Case Study

Natural Gas Boot Camp Success Story


Increased Veteran Recruiting

Press release 2013

A training program that prepares workers—mainly military veterans—for jobs in the utility industry will launch this fall in Michigan, including a natural gas boot camp developed in partnership with the Midwest Energy Association, as well as the theory that military veterans can easily transition to careers in energy.

“What we’re trying to do is vet the natural gas boot camp model and provide military veterans with some training to see how well they learn and adapt, to give them a leg up transitioning into the utility industry,” said Ray Kelly, Director of Safety and Technical Training at DTE Energy. DTE Energy, along with Consumers Energy, will launch the training program October 1 in anticipation of hiring successful graduates early next year.

“We are not necessarily looking for an overlap in skills, but an overlap in competencies,” he said. “We want to see if they can learn what they need in a short period of time and hopefully become great employees. I also think it’s an awesome social responsibility on our part, to help veterans find jobs.”

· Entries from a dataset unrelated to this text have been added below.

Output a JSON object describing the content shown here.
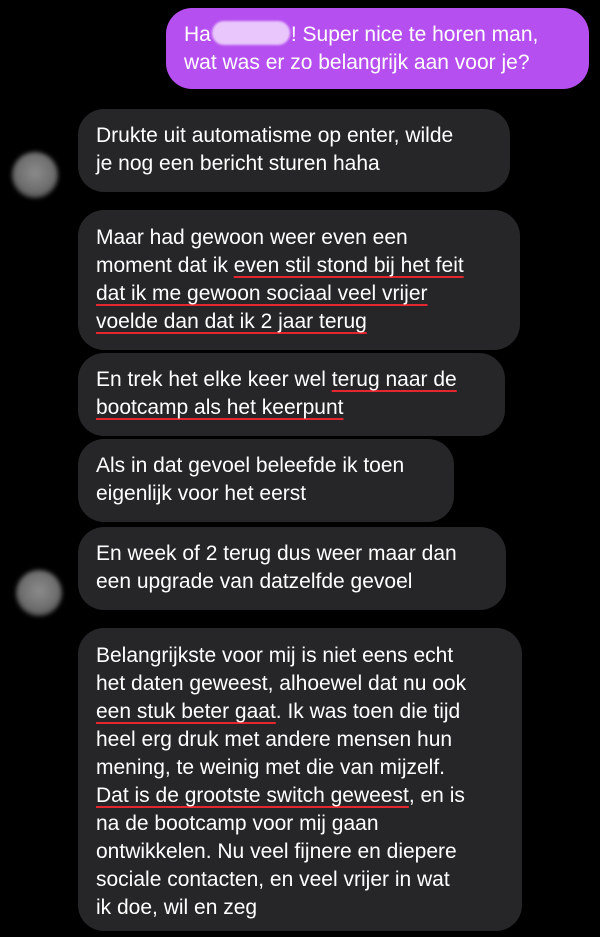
{
  "thread": {
    "outgoing": {
      "line1": {
        "before": "Ha",
        "after": "! Super nice te horen man,"
      },
      "line2": "wat was er zo belangrijk aan voor je?"
    },
    "messages": {
      "m1": {
        "line1": "Drukte uit automatisme op enter, wilde",
        "line2": "je nog een bericht sturen haha"
      },
      "m2": {
        "line1": "Maar had gewoon weer even een",
        "line2_a": "moment dat ik ",
        "line2_b": "even stil stond bij het feit",
        "line3": "dat ik me gewoon sociaal veel vrijer",
        "line4": "voelde dan dat ik 2 jaar terug"
      },
      "m3": {
        "line1_a": "En trek het elke keer wel ",
        "line1_b": "terug naar de",
        "line2": "bootcamp als het keerpunt"
      },
      "m4": {
        "line1": "Als in dat gevoel beleefde ik toen",
        "line2": "eigenlijk voor het eerst"
      },
      "m5": {
        "line1": "En week of 2 terug dus weer maar dan",
        "line2": "een upgrade van datzelfde gevoel"
      },
      "m6": {
        "line1": "Belangrijkste voor mij is niet eens echt",
        "line2": "het daten geweest, alhoewel dat nu ook",
        "line3_a": "een stuk beter gaat",
        "line3_b": ". Ik was toen die tijd",
        "line4": "heel erg druk met andere mensen hun",
        "line5": "mening, te weinig met die van mijzelf.",
        "line6_a": "Dat is de grootste switch geweest",
        "line6_b": ", en is",
        "line7": "na de bootcamp voor mij gaan",
        "line8": "ontwikkelen. Nu veel fijnere en diepere",
        "line9": "sociale contacten, en veel vrijer in wat",
        "line10": "ik doe, wil en zeg"
      }
    }
  },
  "colors": {
    "background": "#000000",
    "incoming_bubble": "#262629",
    "outgoing_bubble": "#b64ff0",
    "spellcheck_underline": "#e3262f"
  },
  "icons": {
    "avatar": "blurred-avatar"
  }
}
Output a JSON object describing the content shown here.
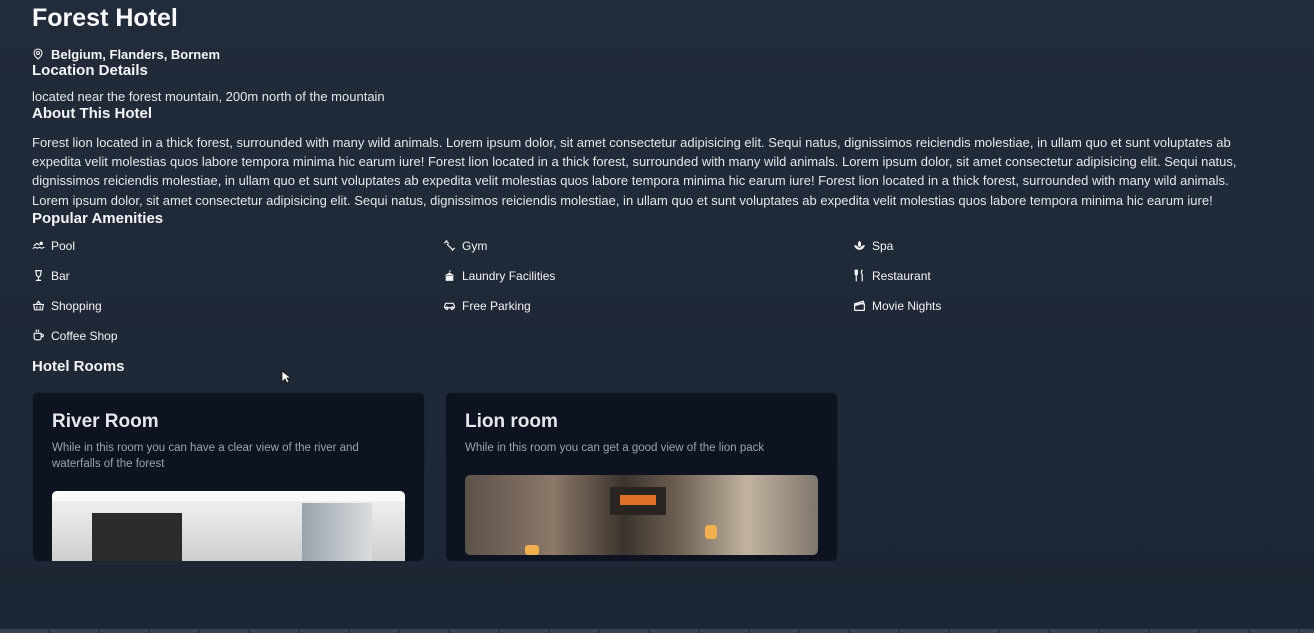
{
  "hotel": {
    "name": "Forest Hotel",
    "location": "Belgium, Flanders, Bornem"
  },
  "location_details": {
    "heading": "Location Details",
    "text": "located near the forest mountain, 200m north of the mountain"
  },
  "about": {
    "heading": "About This Hotel",
    "text": "Forest lion located in a thick forest, surrounded with many wild animals. Lorem ipsum dolor, sit amet consectetur adipisicing elit. Sequi natus, dignissimos reiciendis molestiae, in ullam quo et sunt voluptates ab expedita velit molestias quos labore tempora minima hic earum iure! Forest lion located in a thick forest, surrounded with many wild animals. Lorem ipsum dolor, sit amet consectetur adipisicing elit. Sequi natus, dignissimos reiciendis molestiae, in ullam quo et sunt voluptates ab expedita velit molestias quos labore tempora minima hic earum iure! Forest lion located in a thick forest, surrounded with many wild animals. Lorem ipsum dolor, sit amet consectetur adipisicing elit. Sequi natus, dignissimos reiciendis molestiae, in ullam quo et sunt voluptates ab expedita velit molestias quos labore tempora minima hic earum iure!"
  },
  "amenities": {
    "heading": "Popular Amenities",
    "items": [
      {
        "label": "Pool",
        "icon": "pool-icon"
      },
      {
        "label": "Gym",
        "icon": "gym-icon"
      },
      {
        "label": "Spa",
        "icon": "spa-icon"
      },
      {
        "label": "Bar",
        "icon": "bar-icon"
      },
      {
        "label": "Laundry Facilities",
        "icon": "laundry-icon"
      },
      {
        "label": "Restaurant",
        "icon": "restaurant-icon"
      },
      {
        "label": "Shopping",
        "icon": "shopping-basket-icon"
      },
      {
        "label": "Free Parking",
        "icon": "car-icon"
      },
      {
        "label": "Movie Nights",
        "icon": "clapperboard-icon"
      },
      {
        "label": "Coffee Shop",
        "icon": "coffee-cup-icon"
      }
    ]
  },
  "rooms": {
    "heading": "Hotel Rooms",
    "items": [
      {
        "name": "River Room",
        "description": "While in this room you can have a clear view of the river and waterfalls of the forest"
      },
      {
        "name": "Lion room",
        "description": "While in this room you can get a good view of the lion pack"
      }
    ]
  },
  "colors": {
    "background": "#1f2937",
    "card": "#0d1320",
    "muted_text": "#9ca3af"
  }
}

Michele Forcier, senior employee development consultant for Consumers Energy, said her company joined the pilot program because it fit with the company’s hiring needs. “What we hope to see are some candidates who have been exposed to the natural gas side of the business, who come in with some work credentials,” she said. “At the same time, we hope to help the veteran population obtain employment.”

Kelly said two boot camps would run simultaneously. Approximately 25 students, who are mainly unemployed or underemployed veterans, will attend a camp in the northern part of the state. Upon successful completion of the program, they would be considered for a maintenance fitter apprenticeship program at DTE. Another 20 students, also composed largely of veterans, will attend a camp in the southern part of the state. Consumers Energy would consider hiring them as gas utility workers.

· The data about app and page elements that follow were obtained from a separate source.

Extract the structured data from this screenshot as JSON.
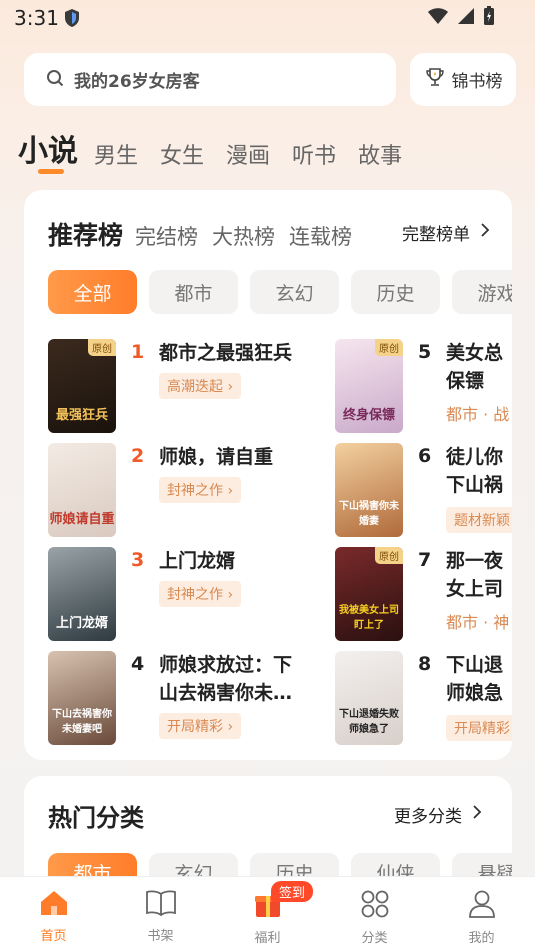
{
  "status": {
    "time": "3:31"
  },
  "search": {
    "placeholder": "我的26岁女房客",
    "rank_button": "锦书榜"
  },
  "categories": [
    "小说",
    "男生",
    "女生",
    "漫画",
    "听书",
    "故事"
  ],
  "ranking": {
    "tabs": [
      "推荐榜",
      "完结榜",
      "大热榜",
      "连载榜"
    ],
    "full_list": "完整榜单",
    "genres": [
      "全部",
      "都市",
      "玄幻",
      "历史",
      "游戏"
    ],
    "books": [
      {
        "rank": "1",
        "title": "都市之最强狂兵",
        "tag": "高潮迭起",
        "cover_text": "最强狂兵",
        "original": "原创"
      },
      {
        "rank": "2",
        "title": "师娘，请自重",
        "tag": "封神之作",
        "cover_text": "师娘请自重"
      },
      {
        "rank": "3",
        "title": "上门龙婿",
        "tag": "封神之作",
        "cover_text": "上门龙婿"
      },
      {
        "rank": "4",
        "title": "师娘求放过：下山去祸害你未…",
        "tag": "开局精彩",
        "cover_text": "下山去祸害你未婚妻吧"
      },
      {
        "rank": "5",
        "title": "美女总裁的贴身保镖",
        "title_l1": "美女总",
        "title_l2": "保镖",
        "meta": "都市 · 战",
        "cover_text": "终身保镖",
        "original": "原创"
      },
      {
        "rank": "6",
        "title": "徒儿你无敌了下山祸害你未婚妻",
        "title_l1": "徒儿你",
        "title_l2": "下山祸",
        "tag": "题材新颖",
        "cover_text": "下山祸害你未婚妻"
      },
      {
        "rank": "7",
        "title": "那一夜女上司",
        "title_l1": "那一夜",
        "title_l2": "女上司",
        "meta": "都市 · 神",
        "cover_text": "我被美女上司盯上了",
        "original": "原创"
      },
      {
        "rank": "8",
        "title": "下山退婚师娘急了",
        "title_l1": "下山退",
        "title_l2": "师娘急",
        "tag": "开局精彩",
        "cover_text": "下山退婚失败 师娘急了"
      }
    ]
  },
  "hot": {
    "title": "热门分类",
    "more": "更多分类",
    "genres": [
      "都市",
      "玄幻",
      "历史",
      "仙侠",
      "悬疑"
    ]
  },
  "nav": {
    "items": [
      "首页",
      "书架",
      "福利",
      "分类",
      "我的"
    ],
    "badge": "签到"
  },
  "colors": {
    "accent": "#ff7d2a",
    "rank_hot": "#f05a28"
  }
}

Between the two utilities, Kelly said, they hope to hire more than 50 percent of the program’s graduates. Those that aren’t hired directly by utilities will have the skills to seek similar positions at other companies.

The boot camp portion of the program runs for about six weeks and features instructor-guided lessons and hands-on practice. The training incorporates CEWD’s four-week Energy Industry Fundamentals certificate program, blending instructor-led and web-based material, Kelly said. Both companies are currently determining which parts of the boot camp curriculum best fit their needs.

Students are being recruited through partnerships with the Veterans Administration and Michigan Works!, a workforce development association. Other partners in the program include the Midwest Energy Association (MEA), Schoolcraft Community College, and Alpena Community College.

“This pilot is part of a larger effort promoted by the Michigan Utility Workforce Development Consortium,” said Rick W. Legleitner, Manager, Employee Development and Skilling at Consumers Energy. “The purpose of the consortium, in concert with Michigan community colleges, MiWorks! agencies, and the Michigan Workforce Development Agency, is the creation of a diverse pool of competent employees for the Michigan utility industry. This pilot has the potential to be an important component in this effort.”

Michele Kirkland, Vice President, Energy Operations at Consumers Energy, said “This is a key workforce preparation and development opportunity and fits our vision of having a diverse pool of qualified students that can move from school to work.”